The year-end episode of Employment Law This Week looks back at the biggest employment, workforce, and management issues in 2016.
Our colleague Laura Monaco discusses the National Labor Relations Board's decision in Miller & Anderson, which expanded the already-relaxed joint-employer standard adopted by the Board in its August 2015 decision in Browning Ferris Industries.
The show also reviews the Trustees of Columbia University decision on collective bargaining and union organizing.
Watch the segment below and read Epstein Becker Green's recent Take 5

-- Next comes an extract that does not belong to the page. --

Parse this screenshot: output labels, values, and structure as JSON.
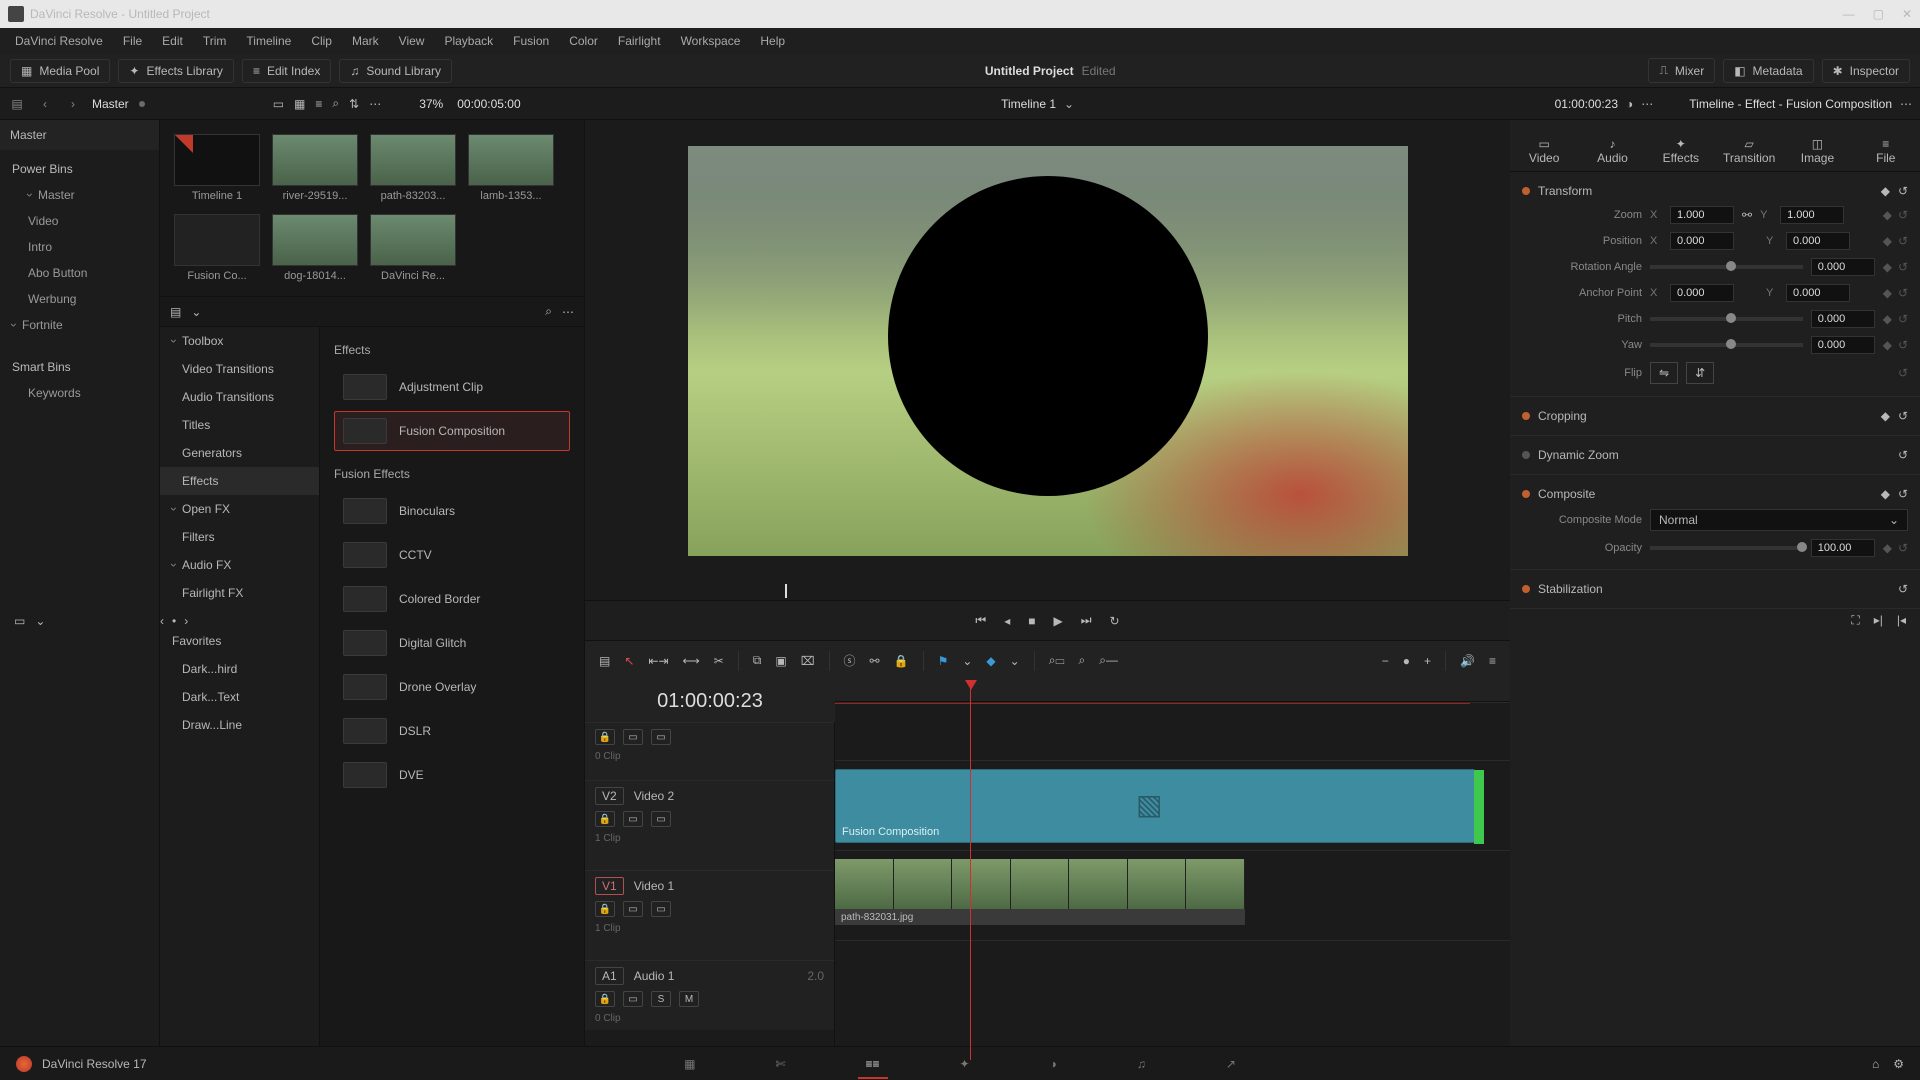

The National Labor Relations Board (“NLRB” or “Board”) announced in its 3-1 decision in Miller & Anderson, 364 NLRB #39 (2016) that it will now conduct representation elections and require collective bargaining in single combined units composed of what it refers to as “solely employed employees” and “jointly employed employees,” meaning that two separate employers will be required to join together to bargain over such employees’ terms and conditions of employment.” To understand the significance of Miller & Anderson, one must consider the Board’s ...
Evidence continues to mount as to how much more quickly representation elections are being held since the National Labor Relations Board’s (“NLRB” or “Board”) Amended Representation Election Rules that took effect on April 14, 2015. Melanie Trottman of The Wall Street Journal has crunched the data and reports today that the median number of days between the filing of a representation petition and the day on which employees vote has fallen to 23 days in uncontested elections where the employer and union stipulated to the terms for the vote, and 25 days in the 20 contested ...

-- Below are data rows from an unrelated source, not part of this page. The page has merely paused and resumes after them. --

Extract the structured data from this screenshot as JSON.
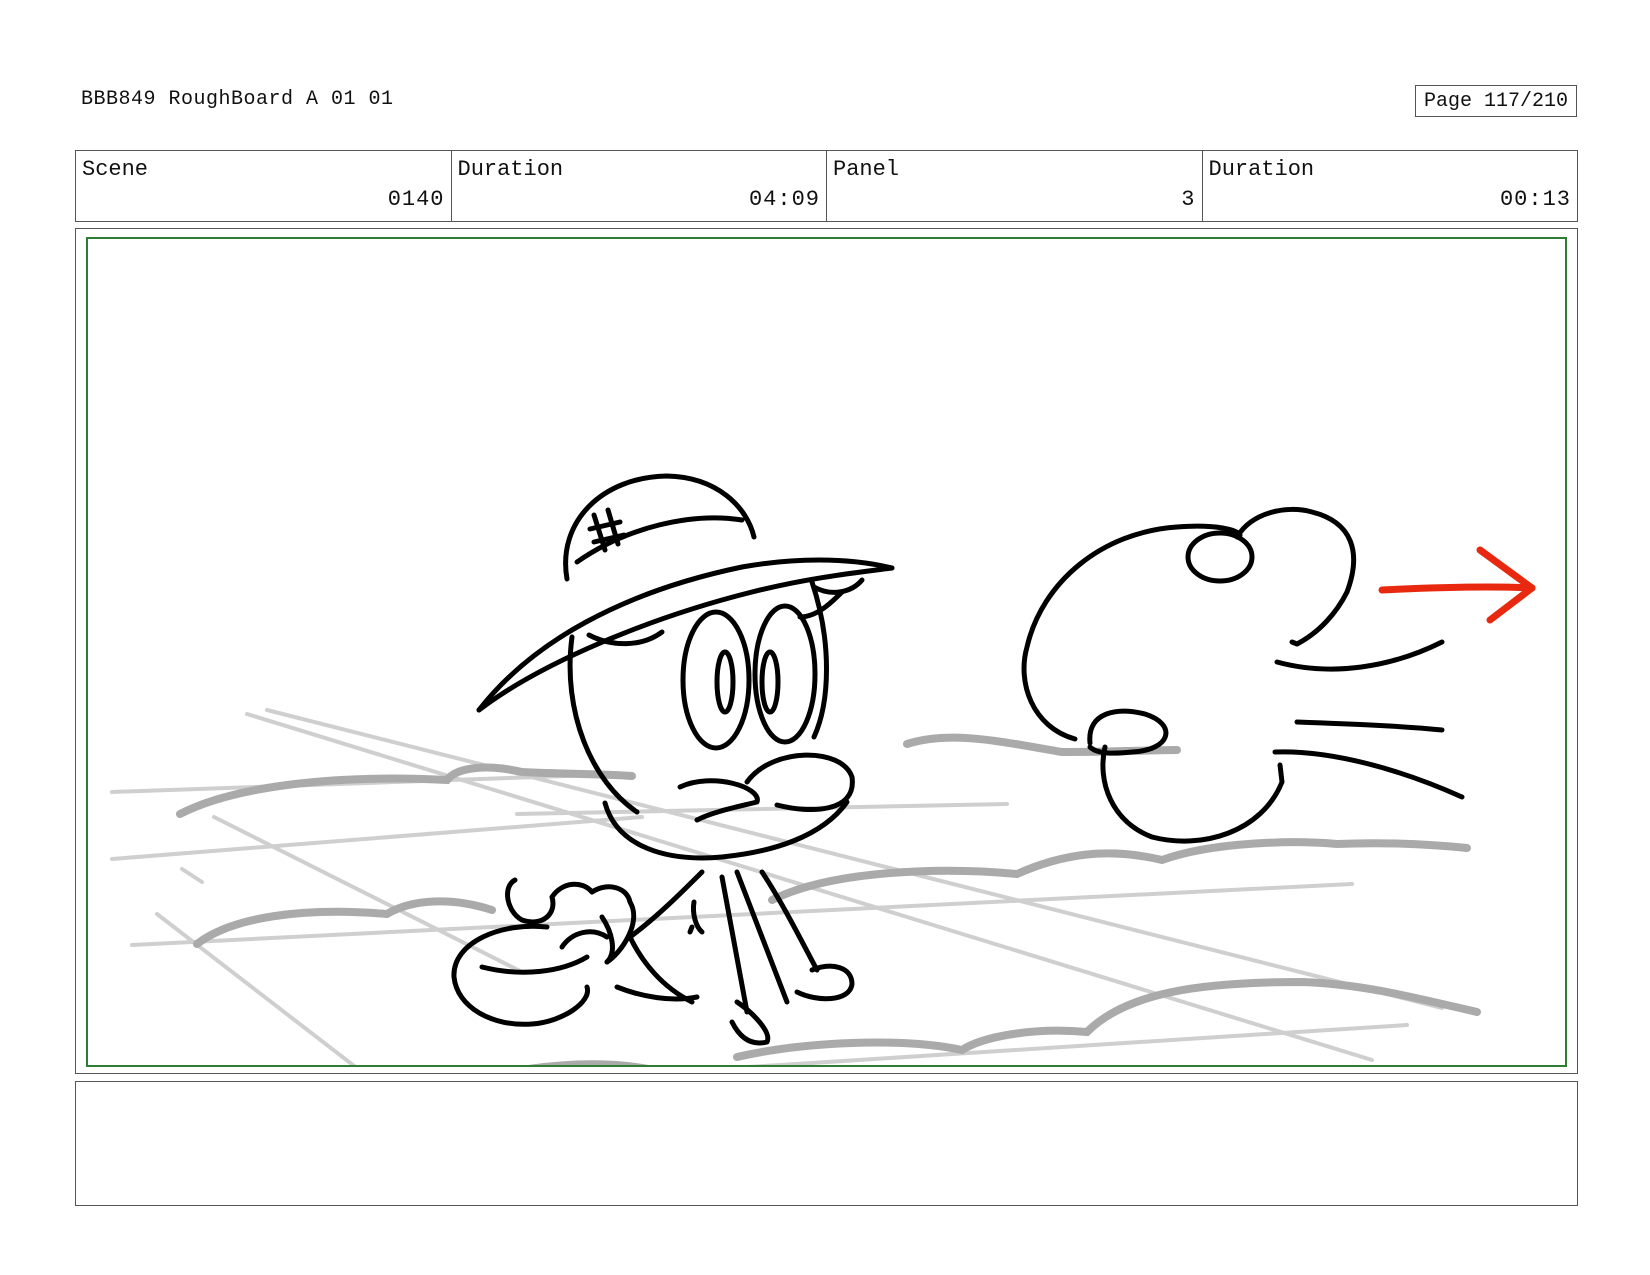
{
  "header": {
    "title": "BBB849 RoughBoard A 01 01",
    "page": "Page 117/210"
  },
  "info": {
    "scene_label": "Scene",
    "scene_value": "0140",
    "scene_duration_label": "Duration",
    "scene_duration_value": "04:09",
    "panel_label": "Panel",
    "panel_value": "3",
    "panel_duration_label": "Duration",
    "panel_duration_value": "00:13"
  },
  "notes": {
    "text": ""
  },
  "colors": {
    "safe_frame": "#2e7d32",
    "motion_arrow": "#e8290f",
    "ink": "#000000",
    "background_sketch": "#bdbdbd"
  },
  "icons": {
    "motion_arrow": "arrow-right-icon"
  }
}
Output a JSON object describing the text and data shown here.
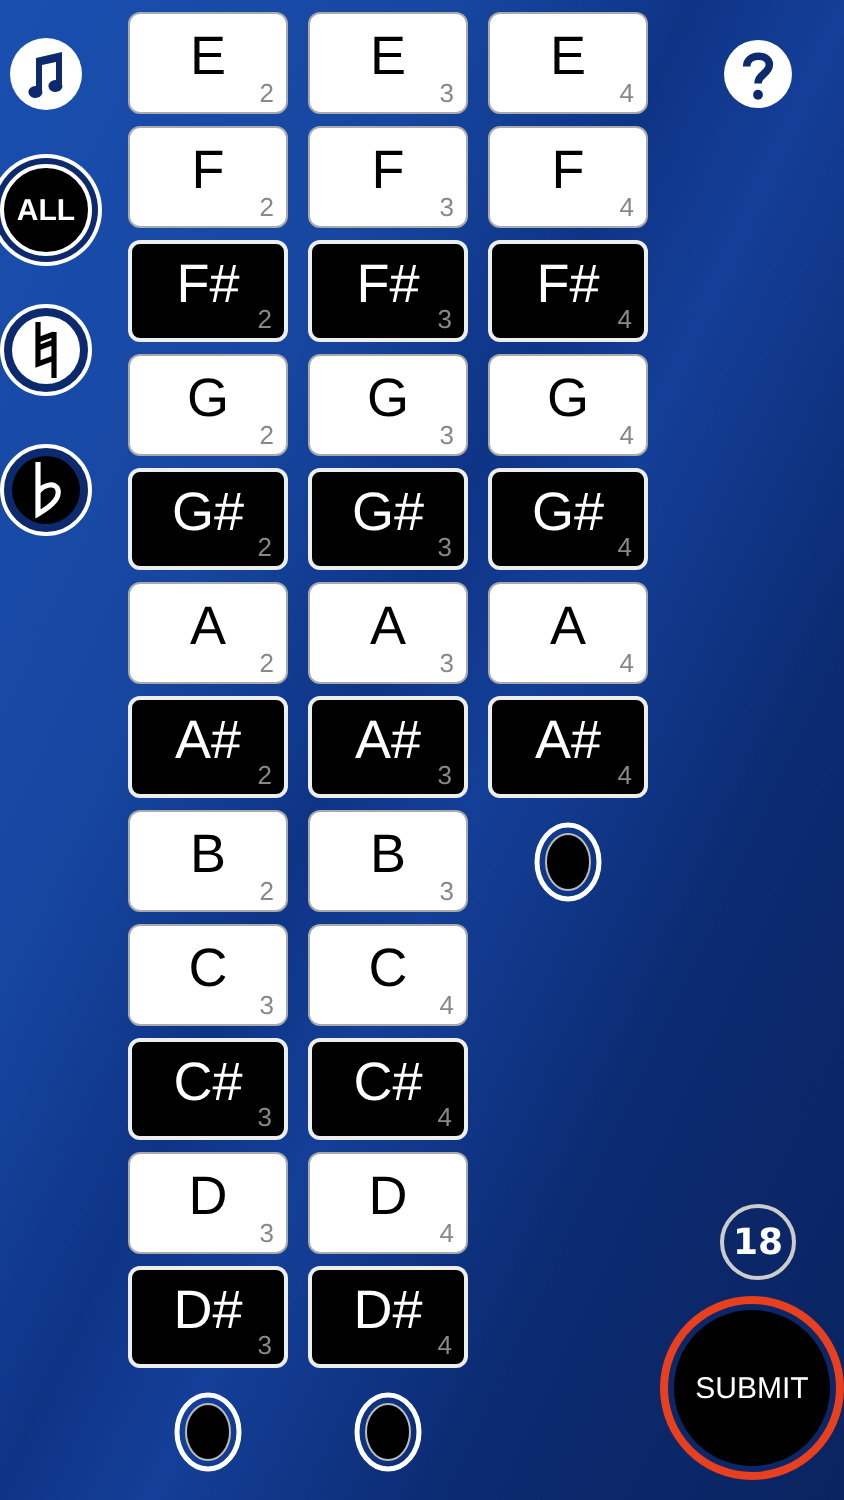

- Fifth Circuit Redresses NLRB’s Tesla Decision but the Board Remains Undaunted
- New York State Bans Workplace “Captive Audience” Meetings
- Federal Government Continues Initiatives to Limit Employer Opposition to Union Organizing
- NLRB Issues Final Rule on Joint-Employer Status, Answering a Major Question No One Asked
- NLRB Delivers Labor Day Gifts to Unions